“Ours is the only ECMO system that is entirely supplied by the manufacturer. Our main competitors outsource some components from other suppliers,” says Braile. ECMO therapy was extensively and successfully used during the H1N1 outbreak in 2009, says the executive, and is similarly being used in Europe and the US to treat COVID-19 patients. “The mortality curve in these countries has been milder. We hope our system can help to save lives during the novel coronavirus pandemic,” says Braile.
As a costly and complex procedure that requires highly trained medical staff—“and which is often not covered by health insurance,” notes Canêo—few hospitals in Brazil are equipped to provide ECMO. “Only 28 healthcare providers are members of and report on their activities to ELSO,” says Canêo, noting that there also several non-members in Brazil using ECMO therapy.

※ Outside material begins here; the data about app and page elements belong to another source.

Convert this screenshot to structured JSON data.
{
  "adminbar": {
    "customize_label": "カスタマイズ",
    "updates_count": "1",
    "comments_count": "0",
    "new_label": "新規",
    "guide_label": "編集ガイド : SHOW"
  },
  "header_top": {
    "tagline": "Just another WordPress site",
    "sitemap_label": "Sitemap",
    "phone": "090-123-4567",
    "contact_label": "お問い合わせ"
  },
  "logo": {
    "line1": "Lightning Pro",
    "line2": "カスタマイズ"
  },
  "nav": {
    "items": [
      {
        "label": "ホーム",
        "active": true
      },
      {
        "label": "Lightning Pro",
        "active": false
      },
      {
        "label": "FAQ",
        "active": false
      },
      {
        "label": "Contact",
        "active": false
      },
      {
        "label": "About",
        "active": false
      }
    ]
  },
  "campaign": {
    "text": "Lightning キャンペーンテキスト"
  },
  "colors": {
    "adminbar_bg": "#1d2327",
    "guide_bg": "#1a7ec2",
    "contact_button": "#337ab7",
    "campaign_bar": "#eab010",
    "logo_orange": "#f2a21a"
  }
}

Canêo hopes a natively developed solution could help to expand availability of ECMO treatment in the country. “As a standard practice, hospitals here in Brazil often do not purchase and own their medical equipment, but instead use an equipment-as-a-service model and only purchase the disposal parts. In other Latin American countries, hospitals typically buy the complete system,” he explains. “But without the need for imported spare parts, a locally manufactured machine will be easier to maintain, and this could lead to a change of culture.”
Development and preclinical validation of stent-graft endoprostheisis and catheter for treatment of peripheral vascular diseases (no. 15/50608-0); Grant Mechanism Research for Innovation in Small Businesses program (PIPE/RISB); FINEP RISB/PAPPE Grant; Principal Investigator Domingo Marcolino Braile (Braile Biomédica); Investment R$744,000.00.